- _What to work on_:
Copy every record below, exactly as written.

- _Supplied data_:

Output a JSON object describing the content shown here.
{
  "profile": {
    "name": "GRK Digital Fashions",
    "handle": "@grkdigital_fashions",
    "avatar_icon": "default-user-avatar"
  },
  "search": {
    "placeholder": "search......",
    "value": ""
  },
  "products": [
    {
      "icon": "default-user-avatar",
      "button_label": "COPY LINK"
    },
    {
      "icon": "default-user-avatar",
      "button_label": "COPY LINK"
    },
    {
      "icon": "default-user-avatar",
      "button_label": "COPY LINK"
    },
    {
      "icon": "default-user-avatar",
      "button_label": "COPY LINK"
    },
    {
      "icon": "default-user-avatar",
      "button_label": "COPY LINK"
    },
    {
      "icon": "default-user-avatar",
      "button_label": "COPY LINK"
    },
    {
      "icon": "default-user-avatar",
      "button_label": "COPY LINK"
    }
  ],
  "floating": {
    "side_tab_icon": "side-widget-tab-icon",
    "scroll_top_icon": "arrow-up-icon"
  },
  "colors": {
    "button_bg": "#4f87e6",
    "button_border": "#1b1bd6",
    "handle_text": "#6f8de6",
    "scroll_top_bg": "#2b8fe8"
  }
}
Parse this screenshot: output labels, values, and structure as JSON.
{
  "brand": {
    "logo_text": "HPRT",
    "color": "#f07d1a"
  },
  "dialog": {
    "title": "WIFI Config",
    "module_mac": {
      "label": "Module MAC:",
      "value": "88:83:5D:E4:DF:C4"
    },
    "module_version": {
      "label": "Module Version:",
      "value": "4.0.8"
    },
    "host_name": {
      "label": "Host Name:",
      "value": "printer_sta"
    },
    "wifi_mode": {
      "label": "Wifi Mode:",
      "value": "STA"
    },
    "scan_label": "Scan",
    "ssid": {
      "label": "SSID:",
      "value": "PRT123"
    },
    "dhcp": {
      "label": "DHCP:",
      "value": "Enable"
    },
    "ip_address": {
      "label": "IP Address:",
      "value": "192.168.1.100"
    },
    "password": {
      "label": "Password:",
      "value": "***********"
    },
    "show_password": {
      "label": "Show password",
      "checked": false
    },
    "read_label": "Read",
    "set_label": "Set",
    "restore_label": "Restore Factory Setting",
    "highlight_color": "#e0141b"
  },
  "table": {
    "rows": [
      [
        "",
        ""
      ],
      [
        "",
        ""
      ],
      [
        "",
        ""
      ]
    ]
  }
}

- _Response to this task_:
Output a JSON object describing the content shown here.
{
  "profile": {
    "name": "GRK Digital Fashions",
    "handle": "@grkdigital_fashions",
    "avatar_icon": "default-user-avatar"
  },
  "search": {
    "placeholder": "search......",
    "value": ""
  },
  "products": [
    {
      "icon": "default-user-avatar",
      "button_label": "COPY LINK"
    },
    {
      "icon": "default-user-avatar",
      "button_label": "COPY LINK"
    },
    {
      "icon": "default-user-avatar",
      "button_label": "COPY LINK"
    },
    {
      "icon": "default-user-avatar",
      "button_label": "COPY LINK"
    },
    {
      "icon": "default-user-avatar",
      "button_label": "COPY LINK"
    },
    {
      "icon": "default-user-avatar",
      "button_label": "COPY LINK"
    },
    {
      "icon": "default-user-avatar",
      "button_label": "COPY LINK"
    }
  ],
  "floating": {
    "side_tab_icon": "side-widget-tab-icon",
    "scroll_top_icon": "arrow-up-icon"
  },
  "colors": {
    "button_bg": "#4f87e6",
    "button_border": "#1b1bd6",
    "handle_text": "#6f8de6",
    "scroll_top_bg": "#2b8fe8"
  }
}
Parse this screenshot: output labels, values, and structure as JSON.
{
  "brand": {
    "logo_text": "HPRT",
    "color": "#f07d1a"
  },
  "dialog": {
    "title": "WIFI Config",
    "module_mac": {
      "label": "Module MAC:",
      "value": "88:83:5D:E4:DF:C4"
    },
    "module_version": {
      "label": "Module Version:",
      "value": "4.0.8"
    },
    "host_name": {
      "label": "Host Name:",
      "value": "printer_sta"
    },
    "wifi_mode": {
      "label": "Wifi Mode:",
      "value": "STA"
    },
    "scan_label": "Scan",
    "ssid": {
      "label": "SSID:",
      "value": "PRT123"
    },
    "dhcp": {
      "label": "DHCP:",
      "value": "Enable"
    },
    "ip_address": {
      "label": "IP Address:",
      "value": "192.168.1.100"
    },
    "password": {
      "label": "Password:",
      "value": "***********"
    },
    "show_password": {
      "label": "Show password",
      "checked": false
    },
    "read_label": "Read",
    "set_label": "Set",
    "restore_label": "Restore Factory Setting",
    "highlight_color": "#e0141b"
  },
  "table": {
    "rows": [
      [
        "",
        ""
      ],
      [
        "",
        ""
      ],
      [
        "",
        ""
      ]
    ]
  }
}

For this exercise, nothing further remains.